THE TASK: For each line below, check whether "this" is present. Report how many lines have it, nothing else.

PROVIDED RECORDS:
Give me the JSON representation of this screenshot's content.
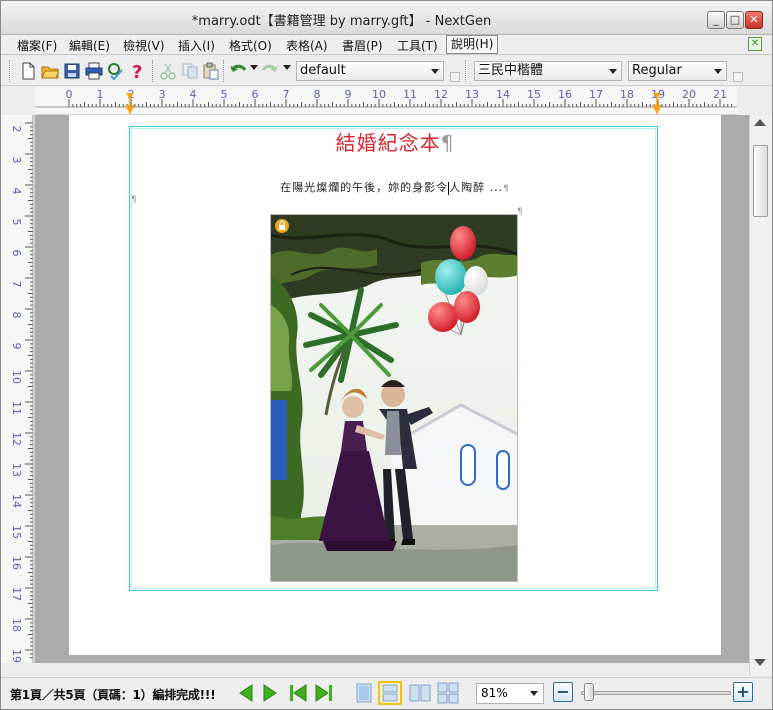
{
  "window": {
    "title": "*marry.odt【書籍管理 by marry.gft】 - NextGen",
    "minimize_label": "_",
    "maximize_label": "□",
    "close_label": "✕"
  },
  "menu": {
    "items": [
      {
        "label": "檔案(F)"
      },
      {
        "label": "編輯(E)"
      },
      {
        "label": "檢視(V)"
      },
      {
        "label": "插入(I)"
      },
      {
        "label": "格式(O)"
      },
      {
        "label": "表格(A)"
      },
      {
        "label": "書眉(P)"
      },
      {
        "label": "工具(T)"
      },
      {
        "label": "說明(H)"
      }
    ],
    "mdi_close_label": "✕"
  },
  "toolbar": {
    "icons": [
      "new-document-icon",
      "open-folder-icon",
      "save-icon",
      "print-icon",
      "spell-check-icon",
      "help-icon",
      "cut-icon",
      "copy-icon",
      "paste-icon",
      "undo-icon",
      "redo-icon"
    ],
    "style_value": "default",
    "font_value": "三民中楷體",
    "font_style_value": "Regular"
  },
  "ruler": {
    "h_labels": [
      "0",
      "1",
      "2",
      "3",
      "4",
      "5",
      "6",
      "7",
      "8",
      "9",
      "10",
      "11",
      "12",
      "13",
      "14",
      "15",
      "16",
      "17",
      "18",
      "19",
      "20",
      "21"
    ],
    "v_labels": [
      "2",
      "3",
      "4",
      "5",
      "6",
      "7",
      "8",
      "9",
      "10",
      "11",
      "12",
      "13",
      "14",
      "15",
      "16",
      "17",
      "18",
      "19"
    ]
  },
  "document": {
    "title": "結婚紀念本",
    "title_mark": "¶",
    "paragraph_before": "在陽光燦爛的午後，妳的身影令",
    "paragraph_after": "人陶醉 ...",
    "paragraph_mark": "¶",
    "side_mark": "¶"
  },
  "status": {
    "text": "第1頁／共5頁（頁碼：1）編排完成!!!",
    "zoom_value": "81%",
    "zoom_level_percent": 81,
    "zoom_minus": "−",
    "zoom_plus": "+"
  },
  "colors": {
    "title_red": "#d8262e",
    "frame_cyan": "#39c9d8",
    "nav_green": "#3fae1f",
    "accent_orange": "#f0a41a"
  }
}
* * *
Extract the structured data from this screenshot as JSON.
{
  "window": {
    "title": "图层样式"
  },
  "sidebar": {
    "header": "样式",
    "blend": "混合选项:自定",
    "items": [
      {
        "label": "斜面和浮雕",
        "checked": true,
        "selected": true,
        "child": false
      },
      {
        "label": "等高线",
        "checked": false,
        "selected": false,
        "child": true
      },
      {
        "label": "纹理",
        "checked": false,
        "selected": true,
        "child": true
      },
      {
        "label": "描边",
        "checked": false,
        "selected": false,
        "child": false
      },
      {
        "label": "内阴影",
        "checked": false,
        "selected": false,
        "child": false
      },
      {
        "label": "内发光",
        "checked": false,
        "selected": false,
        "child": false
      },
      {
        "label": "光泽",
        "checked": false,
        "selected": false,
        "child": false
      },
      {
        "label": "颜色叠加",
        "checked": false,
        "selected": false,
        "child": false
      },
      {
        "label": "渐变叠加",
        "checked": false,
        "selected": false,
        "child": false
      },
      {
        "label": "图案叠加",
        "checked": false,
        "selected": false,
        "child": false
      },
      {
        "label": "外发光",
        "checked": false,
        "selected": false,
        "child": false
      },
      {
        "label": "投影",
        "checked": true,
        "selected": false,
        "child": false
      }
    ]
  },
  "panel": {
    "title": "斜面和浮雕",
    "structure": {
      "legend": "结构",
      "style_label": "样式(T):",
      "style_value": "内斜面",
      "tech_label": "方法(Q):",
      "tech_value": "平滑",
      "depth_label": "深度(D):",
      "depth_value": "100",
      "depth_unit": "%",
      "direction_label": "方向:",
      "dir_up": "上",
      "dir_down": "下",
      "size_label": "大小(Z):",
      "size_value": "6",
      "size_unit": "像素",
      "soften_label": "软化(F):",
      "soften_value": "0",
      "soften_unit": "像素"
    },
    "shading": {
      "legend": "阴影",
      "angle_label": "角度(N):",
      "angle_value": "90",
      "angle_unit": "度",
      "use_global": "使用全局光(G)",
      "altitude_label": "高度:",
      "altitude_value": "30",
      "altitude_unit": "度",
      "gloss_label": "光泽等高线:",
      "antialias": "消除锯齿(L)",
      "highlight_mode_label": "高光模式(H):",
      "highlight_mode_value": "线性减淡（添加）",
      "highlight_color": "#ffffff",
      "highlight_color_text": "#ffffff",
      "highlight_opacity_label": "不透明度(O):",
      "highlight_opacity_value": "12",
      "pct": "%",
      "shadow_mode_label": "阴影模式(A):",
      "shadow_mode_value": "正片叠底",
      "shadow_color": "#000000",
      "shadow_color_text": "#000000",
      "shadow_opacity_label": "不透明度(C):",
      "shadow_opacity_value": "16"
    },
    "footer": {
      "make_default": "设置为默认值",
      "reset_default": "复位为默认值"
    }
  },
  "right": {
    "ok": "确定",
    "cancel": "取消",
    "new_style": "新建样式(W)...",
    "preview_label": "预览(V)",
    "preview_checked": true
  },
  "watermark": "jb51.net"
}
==
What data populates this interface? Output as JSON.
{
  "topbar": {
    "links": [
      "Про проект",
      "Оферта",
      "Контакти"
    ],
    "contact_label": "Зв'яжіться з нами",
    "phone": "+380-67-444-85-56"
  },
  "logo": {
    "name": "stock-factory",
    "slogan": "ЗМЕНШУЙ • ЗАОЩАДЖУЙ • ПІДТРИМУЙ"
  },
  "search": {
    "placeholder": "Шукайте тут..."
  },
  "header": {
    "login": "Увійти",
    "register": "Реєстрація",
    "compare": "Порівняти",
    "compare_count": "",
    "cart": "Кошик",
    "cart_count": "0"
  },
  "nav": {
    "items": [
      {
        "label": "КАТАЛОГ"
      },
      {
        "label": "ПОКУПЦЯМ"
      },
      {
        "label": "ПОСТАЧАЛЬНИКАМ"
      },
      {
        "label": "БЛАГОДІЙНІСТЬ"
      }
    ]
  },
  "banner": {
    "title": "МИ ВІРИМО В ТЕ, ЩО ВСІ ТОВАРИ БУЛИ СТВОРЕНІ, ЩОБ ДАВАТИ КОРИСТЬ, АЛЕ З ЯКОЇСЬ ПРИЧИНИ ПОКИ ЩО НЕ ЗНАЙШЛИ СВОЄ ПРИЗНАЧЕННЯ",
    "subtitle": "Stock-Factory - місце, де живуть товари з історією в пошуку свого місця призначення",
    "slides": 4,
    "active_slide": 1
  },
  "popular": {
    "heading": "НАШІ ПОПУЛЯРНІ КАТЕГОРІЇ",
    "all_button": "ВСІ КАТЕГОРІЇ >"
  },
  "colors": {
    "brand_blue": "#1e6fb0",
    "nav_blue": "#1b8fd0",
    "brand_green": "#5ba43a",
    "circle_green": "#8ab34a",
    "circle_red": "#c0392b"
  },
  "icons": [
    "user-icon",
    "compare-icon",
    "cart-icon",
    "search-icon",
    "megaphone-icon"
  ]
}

RESULT BELOW: 3